■ PROBLEM STATEMENT ■
Write the records out exactly as shown. No pictures.

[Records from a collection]
*** Block opens ***
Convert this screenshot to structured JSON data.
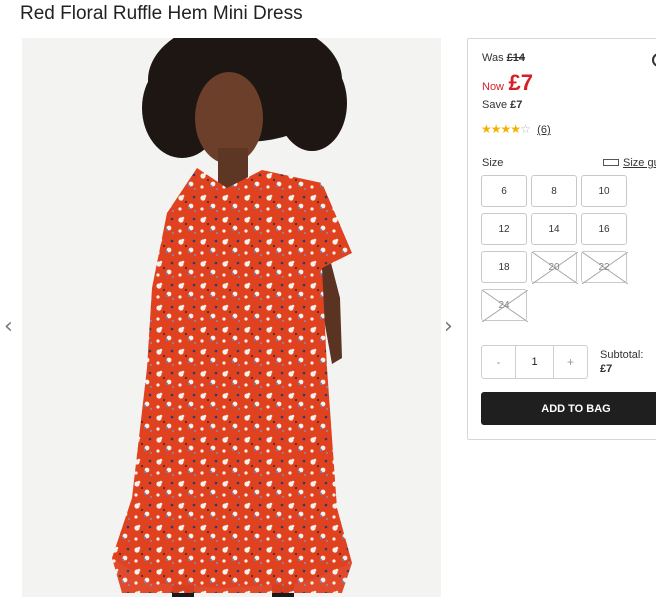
{
  "product": {
    "title": "Red Floral Ruffle Hem Mini Dress"
  },
  "gallery": {
    "prev_icon": "chevron-left-icon",
    "next_icon": "chevron-right-icon"
  },
  "price": {
    "was_label": "Was",
    "was_value": "£14",
    "now_label": "Now",
    "now_value": "£7",
    "save_label": "Save",
    "save_value": "£7",
    "sale_color": "#d61f26"
  },
  "rating": {
    "stars": 4,
    "max": 5,
    "count": "(6)",
    "star_color": "#f3b200"
  },
  "size": {
    "label": "Size",
    "guide_label": "Size gu",
    "options": [
      {
        "label": "6",
        "available": true
      },
      {
        "label": "8",
        "available": true
      },
      {
        "label": "10",
        "available": true
      },
      {
        "label": "12",
        "available": true
      },
      {
        "label": "14",
        "available": true
      },
      {
        "label": "16",
        "available": true
      },
      {
        "label": "18",
        "available": true
      },
      {
        "label": "20",
        "available": false
      },
      {
        "label": "22",
        "available": false
      },
      {
        "label": "24",
        "available": false
      }
    ]
  },
  "quantity": {
    "minus": "-",
    "value": "1",
    "plus": "+"
  },
  "subtotal": {
    "label": "Subtotal:",
    "value": "£7"
  },
  "add_to_bag": {
    "label": "ADD TO BAG"
  }
}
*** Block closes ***
■ RESPONSE BOX ■
Convert this screenshot to structured JSON data.
{
  "product": {
    "title": "Red Floral Ruffle Hem Mini Dress"
  },
  "gallery": {
    "prev_icon": "chevron-left-icon",
    "next_icon": "chevron-right-icon"
  },
  "price": {
    "was_label": "Was",
    "was_value": "£14",
    "now_label": "Now",
    "now_value": "£7",
    "save_label": "Save",
    "save_value": "£7",
    "sale_color": "#d61f26"
  },
  "rating": {
    "stars": 4,
    "max": 5,
    "count": "(6)",
    "star_color": "#f3b200"
  },
  "size": {
    "label": "Size",
    "guide_label": "Size gu",
    "options": [
      {
        "label": "6",
        "available": true
      },
      {
        "label": "8",
        "available": true
      },
      {
        "label": "10",
        "available": true
      },
      {
        "label": "12",
        "available": true
      },
      {
        "label": "14",
        "available": true
      },
      {
        "label": "16",
        "available": true
      },
      {
        "label": "18",
        "available": true
      },
      {
        "label": "20",
        "available": false
      },
      {
        "label": "22",
        "available": false
      },
      {
        "label": "24",
        "available": false
      }
    ]
  },
  "quantity": {
    "minus": "-",
    "value": "1",
    "plus": "+"
  },
  "subtotal": {
    "label": "Subtotal:",
    "value": "£7"
  },
  "add_to_bag": {
    "label": "ADD TO BAG"
  }
}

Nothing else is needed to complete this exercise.